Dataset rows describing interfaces
*** Begin section ***

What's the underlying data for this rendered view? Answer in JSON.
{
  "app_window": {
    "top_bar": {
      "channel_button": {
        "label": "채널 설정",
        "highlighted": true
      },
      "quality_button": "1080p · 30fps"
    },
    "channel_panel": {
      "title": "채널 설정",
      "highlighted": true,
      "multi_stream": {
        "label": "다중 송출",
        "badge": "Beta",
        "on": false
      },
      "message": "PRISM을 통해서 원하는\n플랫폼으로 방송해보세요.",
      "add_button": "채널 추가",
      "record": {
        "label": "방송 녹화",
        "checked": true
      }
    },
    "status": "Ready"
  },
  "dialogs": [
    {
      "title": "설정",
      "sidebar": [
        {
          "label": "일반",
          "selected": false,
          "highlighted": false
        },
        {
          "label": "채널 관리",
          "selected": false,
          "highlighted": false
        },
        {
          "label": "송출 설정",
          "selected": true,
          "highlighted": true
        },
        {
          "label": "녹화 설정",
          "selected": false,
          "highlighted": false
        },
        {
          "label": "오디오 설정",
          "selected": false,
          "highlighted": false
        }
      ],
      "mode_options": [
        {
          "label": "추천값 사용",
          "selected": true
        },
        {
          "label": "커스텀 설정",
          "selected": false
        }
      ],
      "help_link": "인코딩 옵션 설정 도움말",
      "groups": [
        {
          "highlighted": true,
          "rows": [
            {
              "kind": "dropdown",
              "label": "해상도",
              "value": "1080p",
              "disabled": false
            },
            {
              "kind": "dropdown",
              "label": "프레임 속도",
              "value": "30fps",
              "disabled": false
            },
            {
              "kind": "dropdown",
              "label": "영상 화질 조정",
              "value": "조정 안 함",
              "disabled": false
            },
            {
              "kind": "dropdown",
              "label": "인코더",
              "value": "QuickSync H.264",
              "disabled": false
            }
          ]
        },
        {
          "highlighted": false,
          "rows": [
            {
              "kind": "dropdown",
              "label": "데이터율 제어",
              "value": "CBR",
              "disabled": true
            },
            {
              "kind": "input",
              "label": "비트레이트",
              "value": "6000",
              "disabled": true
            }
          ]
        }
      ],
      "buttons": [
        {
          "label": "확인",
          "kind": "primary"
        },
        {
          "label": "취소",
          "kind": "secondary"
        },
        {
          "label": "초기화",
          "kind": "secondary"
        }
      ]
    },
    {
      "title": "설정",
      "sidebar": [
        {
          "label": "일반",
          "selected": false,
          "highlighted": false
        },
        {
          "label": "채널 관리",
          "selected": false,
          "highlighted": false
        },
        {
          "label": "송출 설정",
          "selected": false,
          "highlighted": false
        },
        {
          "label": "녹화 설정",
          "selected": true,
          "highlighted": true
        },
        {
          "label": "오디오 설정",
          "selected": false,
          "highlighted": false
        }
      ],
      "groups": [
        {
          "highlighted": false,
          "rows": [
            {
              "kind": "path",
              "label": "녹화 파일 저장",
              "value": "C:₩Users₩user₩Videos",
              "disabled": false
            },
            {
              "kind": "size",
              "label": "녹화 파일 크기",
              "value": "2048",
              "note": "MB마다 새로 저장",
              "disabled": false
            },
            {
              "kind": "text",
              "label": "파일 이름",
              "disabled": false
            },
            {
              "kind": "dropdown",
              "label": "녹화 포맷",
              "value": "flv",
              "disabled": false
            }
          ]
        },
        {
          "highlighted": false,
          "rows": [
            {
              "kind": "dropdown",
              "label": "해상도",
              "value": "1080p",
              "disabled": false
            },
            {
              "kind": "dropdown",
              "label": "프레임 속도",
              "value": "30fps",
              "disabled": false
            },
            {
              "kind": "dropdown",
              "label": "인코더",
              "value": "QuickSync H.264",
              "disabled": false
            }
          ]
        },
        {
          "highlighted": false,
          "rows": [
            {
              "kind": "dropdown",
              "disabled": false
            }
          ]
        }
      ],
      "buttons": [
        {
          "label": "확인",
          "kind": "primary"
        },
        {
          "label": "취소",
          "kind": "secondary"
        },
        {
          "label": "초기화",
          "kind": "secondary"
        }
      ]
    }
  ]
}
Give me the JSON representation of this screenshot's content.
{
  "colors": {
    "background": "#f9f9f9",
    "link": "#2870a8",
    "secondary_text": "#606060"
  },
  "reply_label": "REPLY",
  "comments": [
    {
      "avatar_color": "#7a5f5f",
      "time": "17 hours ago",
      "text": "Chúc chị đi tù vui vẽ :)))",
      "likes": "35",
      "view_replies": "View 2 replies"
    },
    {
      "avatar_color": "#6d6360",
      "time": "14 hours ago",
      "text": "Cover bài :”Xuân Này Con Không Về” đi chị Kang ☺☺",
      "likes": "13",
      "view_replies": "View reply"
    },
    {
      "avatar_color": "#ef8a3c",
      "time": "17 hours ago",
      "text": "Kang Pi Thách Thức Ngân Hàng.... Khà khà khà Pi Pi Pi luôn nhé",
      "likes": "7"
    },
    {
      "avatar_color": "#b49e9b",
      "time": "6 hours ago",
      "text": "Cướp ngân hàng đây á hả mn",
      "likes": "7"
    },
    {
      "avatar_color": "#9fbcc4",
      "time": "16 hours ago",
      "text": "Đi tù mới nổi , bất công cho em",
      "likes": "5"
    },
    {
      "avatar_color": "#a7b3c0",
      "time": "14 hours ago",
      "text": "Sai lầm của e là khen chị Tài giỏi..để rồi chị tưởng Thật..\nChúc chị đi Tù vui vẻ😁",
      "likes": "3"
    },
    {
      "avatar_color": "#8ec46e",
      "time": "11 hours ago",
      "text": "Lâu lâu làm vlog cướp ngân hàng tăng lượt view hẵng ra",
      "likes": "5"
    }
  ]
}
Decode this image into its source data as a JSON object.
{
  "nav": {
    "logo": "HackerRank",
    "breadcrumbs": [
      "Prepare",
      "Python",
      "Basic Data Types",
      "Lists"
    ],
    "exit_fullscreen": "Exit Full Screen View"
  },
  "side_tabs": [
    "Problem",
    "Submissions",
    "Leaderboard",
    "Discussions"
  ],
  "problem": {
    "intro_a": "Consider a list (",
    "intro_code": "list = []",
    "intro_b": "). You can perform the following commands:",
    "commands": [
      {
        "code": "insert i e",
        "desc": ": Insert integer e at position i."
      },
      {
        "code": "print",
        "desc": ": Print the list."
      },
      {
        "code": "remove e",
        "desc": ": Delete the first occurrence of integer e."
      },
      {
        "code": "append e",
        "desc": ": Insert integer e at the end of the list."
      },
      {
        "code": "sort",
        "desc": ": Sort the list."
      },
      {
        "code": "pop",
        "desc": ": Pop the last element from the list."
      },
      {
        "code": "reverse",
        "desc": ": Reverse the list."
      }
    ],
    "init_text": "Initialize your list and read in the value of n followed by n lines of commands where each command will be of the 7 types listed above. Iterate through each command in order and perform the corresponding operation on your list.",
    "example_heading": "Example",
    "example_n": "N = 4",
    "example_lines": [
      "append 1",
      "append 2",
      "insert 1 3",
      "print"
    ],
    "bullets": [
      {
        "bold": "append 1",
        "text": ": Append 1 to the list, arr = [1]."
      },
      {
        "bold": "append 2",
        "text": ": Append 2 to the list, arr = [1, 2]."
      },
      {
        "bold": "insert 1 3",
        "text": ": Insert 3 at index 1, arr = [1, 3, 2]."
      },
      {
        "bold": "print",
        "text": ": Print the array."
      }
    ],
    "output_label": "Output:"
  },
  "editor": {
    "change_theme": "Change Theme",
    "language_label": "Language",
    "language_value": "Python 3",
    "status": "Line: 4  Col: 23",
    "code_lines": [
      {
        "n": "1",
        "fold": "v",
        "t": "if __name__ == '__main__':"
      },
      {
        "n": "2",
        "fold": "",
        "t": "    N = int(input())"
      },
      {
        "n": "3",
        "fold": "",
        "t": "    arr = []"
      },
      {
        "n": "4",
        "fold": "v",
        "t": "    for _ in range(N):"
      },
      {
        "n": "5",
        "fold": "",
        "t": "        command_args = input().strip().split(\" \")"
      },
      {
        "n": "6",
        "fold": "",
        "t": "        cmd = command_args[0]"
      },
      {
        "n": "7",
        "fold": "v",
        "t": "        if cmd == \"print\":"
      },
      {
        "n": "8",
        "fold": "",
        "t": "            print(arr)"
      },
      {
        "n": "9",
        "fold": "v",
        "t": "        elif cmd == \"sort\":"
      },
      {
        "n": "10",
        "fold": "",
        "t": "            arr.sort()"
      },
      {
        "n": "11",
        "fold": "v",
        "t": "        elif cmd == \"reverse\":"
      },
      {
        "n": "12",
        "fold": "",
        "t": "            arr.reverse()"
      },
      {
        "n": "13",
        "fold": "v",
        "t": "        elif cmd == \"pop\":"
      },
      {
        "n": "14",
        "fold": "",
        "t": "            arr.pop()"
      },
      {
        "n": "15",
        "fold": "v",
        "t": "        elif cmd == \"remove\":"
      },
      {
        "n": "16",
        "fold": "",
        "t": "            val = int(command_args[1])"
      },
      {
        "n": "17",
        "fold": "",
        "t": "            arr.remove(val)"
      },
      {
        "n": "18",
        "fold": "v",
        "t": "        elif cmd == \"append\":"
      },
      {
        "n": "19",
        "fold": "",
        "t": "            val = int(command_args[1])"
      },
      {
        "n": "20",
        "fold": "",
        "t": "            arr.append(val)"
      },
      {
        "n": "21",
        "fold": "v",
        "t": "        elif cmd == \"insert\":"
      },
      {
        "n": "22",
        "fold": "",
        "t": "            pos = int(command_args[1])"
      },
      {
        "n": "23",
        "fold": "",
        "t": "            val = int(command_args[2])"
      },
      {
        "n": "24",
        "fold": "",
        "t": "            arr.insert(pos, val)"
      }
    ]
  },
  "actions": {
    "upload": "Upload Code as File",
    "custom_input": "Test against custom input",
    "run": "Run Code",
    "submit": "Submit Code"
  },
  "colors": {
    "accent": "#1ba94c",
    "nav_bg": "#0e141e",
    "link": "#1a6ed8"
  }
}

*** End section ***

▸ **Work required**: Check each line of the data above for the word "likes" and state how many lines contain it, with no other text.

▸ **Response to the task**: 7